Problem description »
Copy the records below exactly as they stand. Leave out the pictures.

Data »
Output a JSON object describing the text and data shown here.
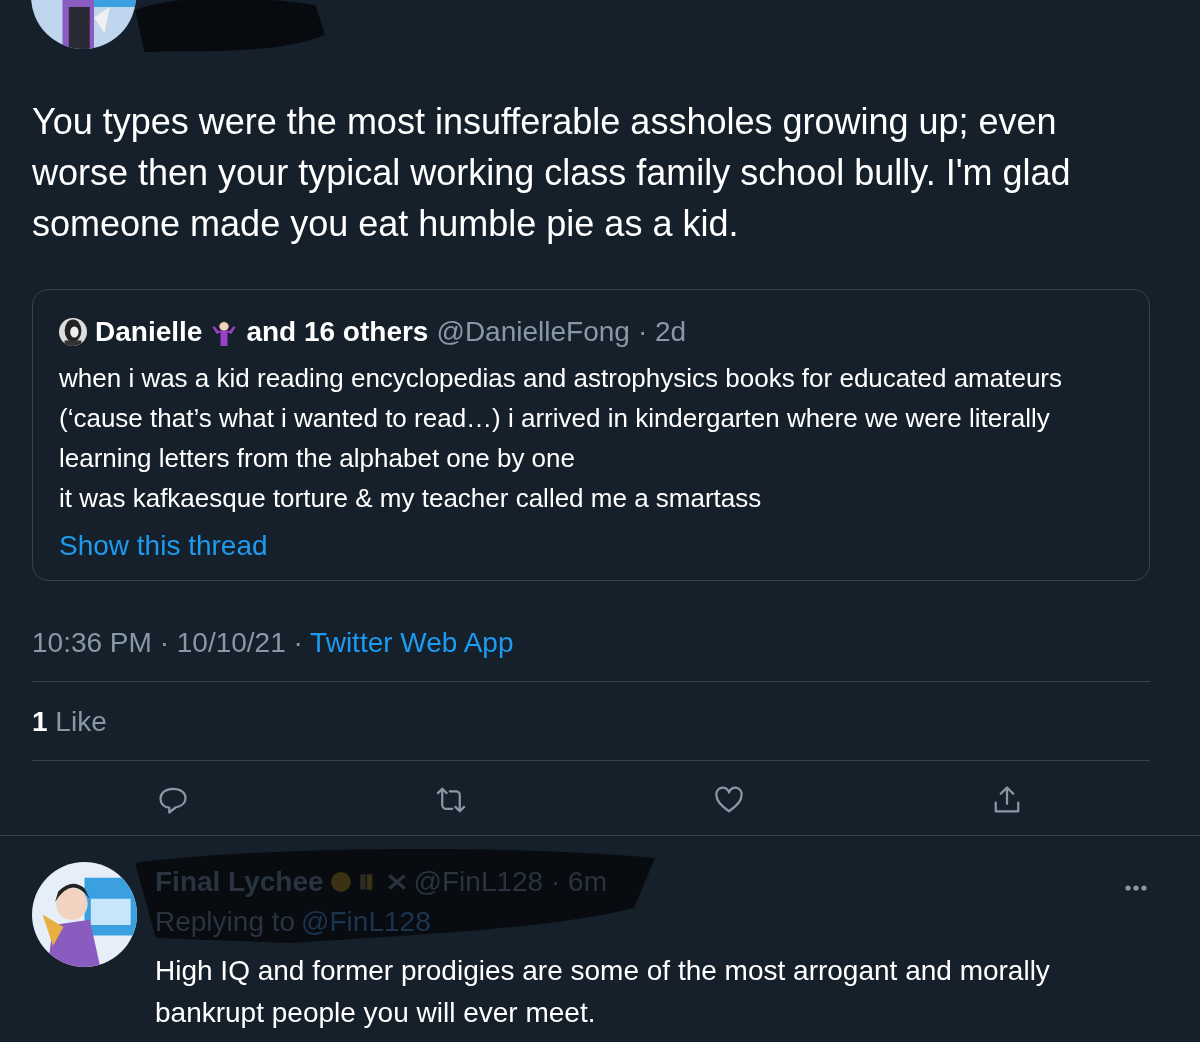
{
  "tweet": {
    "text": "You types were the most insufferable assholes growing up; even worse then your typical working class family school bully. I'm glad someone made you eat humble pie as a kid.",
    "quote": {
      "name": "Danielle",
      "others": "and 16 others",
      "handle": "@DanielleFong",
      "time": "· 2d",
      "text": "when i was a kid reading encyclopedias and astrophysics books for educated amateurs (‘cause that’s what i wanted to read…) i arrived in kindergarten where we were literally learning letters from the alphabet one by one\nit was kafkaesque torture & my teacher called me a smartass",
      "link": "Show this thread"
    },
    "time": "10:36 PM · 10/10/21 · ",
    "source": "Twitter Web App",
    "likes_count": "1",
    "likes_label": "Like"
  },
  "reply": {
    "name": "Final Lychee",
    "handle": "@FinL128 · 6m",
    "replying_label": "Replying to",
    "replying_handle": "@FinL128",
    "text": "High IQ and former prodigies are some of the most arrogant and morally bankrupt people you will ever meet."
  }
}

The completed task »
Output a JSON object describing the text and data shown here.
{
  "tweet": {
    "text": "You types were the most insufferable assholes growing up; even worse then your typical working class family school bully. I'm glad someone made you eat humble pie as a kid.",
    "quote": {
      "name": "Danielle",
      "others": "and 16 others",
      "handle": "@DanielleFong",
      "time": "· 2d",
      "text": "when i was a kid reading encyclopedias and astrophysics books for educated amateurs (‘cause that’s what i wanted to read…) i arrived in kindergarten where we were literally learning letters from the alphabet one by one\nit was kafkaesque torture & my teacher called me a smartass",
      "link": "Show this thread"
    },
    "time": "10:36 PM · 10/10/21 · ",
    "source": "Twitter Web App",
    "likes_count": "1",
    "likes_label": "Like"
  },
  "reply": {
    "name": "Final Lychee",
    "handle": "@FinL128 · 6m",
    "replying_label": "Replying to",
    "replying_handle": "@FinL128",
    "text": "High IQ and former prodigies are some of the most arrogant and morally bankrupt people you will ever meet."
  }
}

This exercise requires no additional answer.